Then, as I followed the Zillow map across the Southeast, I came across a place that, despite possessing all of the attributes I was after (good fishing, good weather, a bit of protection from named storms, etc.), remained a bit undiscovered. The Suwannee River country of north Florida and southern Georgia has remained perfectly rural, largely undeveloped and, dare I say, pristine.
Certainly, there are issues. It’s been plowed over and logged, regrown and relogged a number of times since it was first polluted with European explorers when they landed on its shores 500 years ago – Spain’s Juan Ponce de Leon first wrote about Florida in 1513, and St. Augustine is the country’s oldest permanently inhabited city. Today, threats come from mining companies digging in the sand for titanium dioxide and other precious minerals, and there are typical water and air-quality issues that seem to pop up if nobody pays attention.
But the fishing … I was reminded of the stealthy and prehistoric bowfin of the Okefenokee, swamp and the Suwannee and Santa Fe rivers.
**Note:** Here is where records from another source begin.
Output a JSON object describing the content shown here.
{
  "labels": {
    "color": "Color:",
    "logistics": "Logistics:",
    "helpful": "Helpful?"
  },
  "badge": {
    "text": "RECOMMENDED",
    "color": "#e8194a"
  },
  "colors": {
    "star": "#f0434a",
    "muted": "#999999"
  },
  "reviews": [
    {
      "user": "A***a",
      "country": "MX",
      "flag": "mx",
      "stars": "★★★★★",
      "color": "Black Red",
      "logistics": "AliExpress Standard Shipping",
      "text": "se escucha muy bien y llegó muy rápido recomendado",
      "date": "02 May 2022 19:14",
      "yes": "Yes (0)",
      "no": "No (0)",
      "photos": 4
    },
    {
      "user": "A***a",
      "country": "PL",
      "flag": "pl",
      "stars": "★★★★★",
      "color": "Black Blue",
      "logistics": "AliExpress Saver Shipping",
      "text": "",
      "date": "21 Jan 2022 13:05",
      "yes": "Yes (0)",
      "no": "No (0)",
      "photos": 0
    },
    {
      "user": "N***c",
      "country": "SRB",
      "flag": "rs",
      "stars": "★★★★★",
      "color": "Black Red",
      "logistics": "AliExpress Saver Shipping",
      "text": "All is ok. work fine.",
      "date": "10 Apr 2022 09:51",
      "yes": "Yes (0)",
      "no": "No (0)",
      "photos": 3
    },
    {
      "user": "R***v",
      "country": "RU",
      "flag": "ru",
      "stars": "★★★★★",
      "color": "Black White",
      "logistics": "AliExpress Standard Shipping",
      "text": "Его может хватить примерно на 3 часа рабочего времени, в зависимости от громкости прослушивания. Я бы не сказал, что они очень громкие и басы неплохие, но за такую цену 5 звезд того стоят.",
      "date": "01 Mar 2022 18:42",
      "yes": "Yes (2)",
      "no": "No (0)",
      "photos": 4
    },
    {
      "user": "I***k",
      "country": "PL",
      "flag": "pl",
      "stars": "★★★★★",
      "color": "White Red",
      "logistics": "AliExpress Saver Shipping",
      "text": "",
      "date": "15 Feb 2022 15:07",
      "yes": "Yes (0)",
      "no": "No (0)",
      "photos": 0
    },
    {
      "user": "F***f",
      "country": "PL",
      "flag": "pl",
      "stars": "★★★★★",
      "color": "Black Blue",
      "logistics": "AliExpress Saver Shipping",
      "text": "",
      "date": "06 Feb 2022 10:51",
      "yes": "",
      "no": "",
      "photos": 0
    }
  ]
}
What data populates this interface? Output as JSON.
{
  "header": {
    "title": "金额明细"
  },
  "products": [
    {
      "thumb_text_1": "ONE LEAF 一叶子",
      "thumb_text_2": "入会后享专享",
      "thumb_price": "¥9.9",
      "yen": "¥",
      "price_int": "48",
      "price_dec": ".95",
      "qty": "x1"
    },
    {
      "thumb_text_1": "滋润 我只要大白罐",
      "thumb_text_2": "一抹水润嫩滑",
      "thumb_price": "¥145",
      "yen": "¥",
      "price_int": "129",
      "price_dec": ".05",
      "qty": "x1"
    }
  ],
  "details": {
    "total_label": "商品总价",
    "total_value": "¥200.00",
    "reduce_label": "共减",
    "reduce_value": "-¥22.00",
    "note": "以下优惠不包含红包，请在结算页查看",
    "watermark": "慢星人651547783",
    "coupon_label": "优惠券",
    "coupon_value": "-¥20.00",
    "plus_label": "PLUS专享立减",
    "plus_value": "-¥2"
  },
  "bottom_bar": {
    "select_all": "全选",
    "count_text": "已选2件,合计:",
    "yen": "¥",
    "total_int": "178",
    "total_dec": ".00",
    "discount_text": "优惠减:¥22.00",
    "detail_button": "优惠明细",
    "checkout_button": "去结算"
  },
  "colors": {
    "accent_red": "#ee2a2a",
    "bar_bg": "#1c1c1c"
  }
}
Most of the lakes and ponds in the area have some public access, and Florida, despite its seemingly unending desire to cut off its nose to spite its face (you listening, Gov. DeSantis?), maintains one of the best state park systems in the country.
And, of course, anywhere in Florida is close to the beach – and the snook and pompano and redfish of the state’s inshore waters.
So, years later, I found the latitude I was after. I built a little house in the woods and bought a pair of knock-off camo Crocs (when in Rome, right?), moved a modest quiver of fly rods south and here I sit, nestled perfectly into the beautiful white sand on the banks of the black-water Suwannee River enjoying the heat.
I’ll be back in Idaho in a couple of weeks for summer. If you’re looking for a place to stay while you’re fishing north Florida or south Georgia, I can hook you up.
But for now … my back feels great.